Copy each line from the entries that the word "Closed" appears in.

(Source records)
+++

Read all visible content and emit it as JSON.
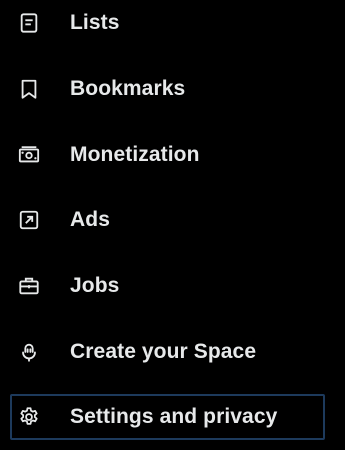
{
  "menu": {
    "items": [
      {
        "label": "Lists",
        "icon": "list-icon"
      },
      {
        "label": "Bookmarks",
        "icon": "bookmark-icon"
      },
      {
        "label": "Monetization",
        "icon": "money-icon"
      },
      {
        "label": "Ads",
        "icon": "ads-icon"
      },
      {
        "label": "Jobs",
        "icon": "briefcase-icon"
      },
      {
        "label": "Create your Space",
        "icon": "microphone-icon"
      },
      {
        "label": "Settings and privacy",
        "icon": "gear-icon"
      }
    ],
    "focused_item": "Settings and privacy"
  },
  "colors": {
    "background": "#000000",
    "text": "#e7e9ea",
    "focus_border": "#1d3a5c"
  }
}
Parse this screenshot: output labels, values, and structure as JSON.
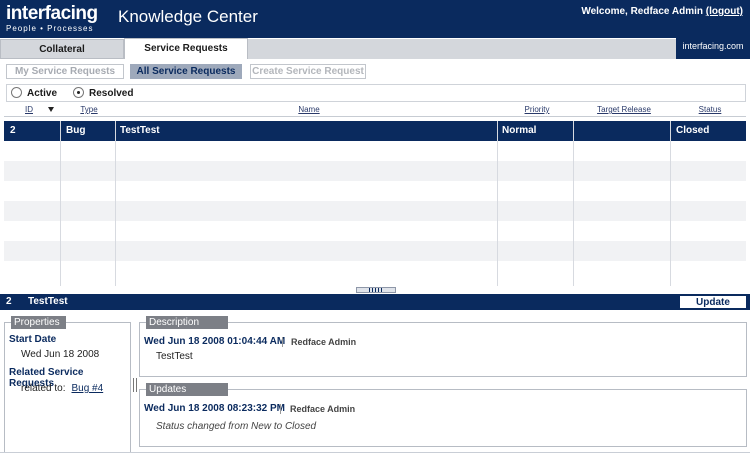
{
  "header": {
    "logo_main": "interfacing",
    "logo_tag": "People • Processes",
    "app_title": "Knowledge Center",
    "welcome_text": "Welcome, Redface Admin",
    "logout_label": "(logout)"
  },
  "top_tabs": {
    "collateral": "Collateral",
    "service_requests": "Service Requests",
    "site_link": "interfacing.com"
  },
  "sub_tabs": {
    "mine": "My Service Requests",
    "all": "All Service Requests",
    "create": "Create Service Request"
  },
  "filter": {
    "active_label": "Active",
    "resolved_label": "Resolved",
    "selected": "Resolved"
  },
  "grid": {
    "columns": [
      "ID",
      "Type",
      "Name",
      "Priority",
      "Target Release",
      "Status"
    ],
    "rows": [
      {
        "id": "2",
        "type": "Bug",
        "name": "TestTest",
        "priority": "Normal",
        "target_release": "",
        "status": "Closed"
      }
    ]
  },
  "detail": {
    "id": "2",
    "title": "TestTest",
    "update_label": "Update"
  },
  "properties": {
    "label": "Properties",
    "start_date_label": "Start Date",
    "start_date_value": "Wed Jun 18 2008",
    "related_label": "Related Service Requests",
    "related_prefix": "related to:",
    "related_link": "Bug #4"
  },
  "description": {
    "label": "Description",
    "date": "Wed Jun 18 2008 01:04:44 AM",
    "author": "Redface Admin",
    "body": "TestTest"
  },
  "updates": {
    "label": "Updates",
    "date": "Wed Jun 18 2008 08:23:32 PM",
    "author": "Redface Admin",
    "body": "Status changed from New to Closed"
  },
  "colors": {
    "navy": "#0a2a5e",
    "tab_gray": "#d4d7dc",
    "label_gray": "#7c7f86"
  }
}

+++

_Response area:_
        "status": "Closed"
    "body": "Status changed from New to Closed"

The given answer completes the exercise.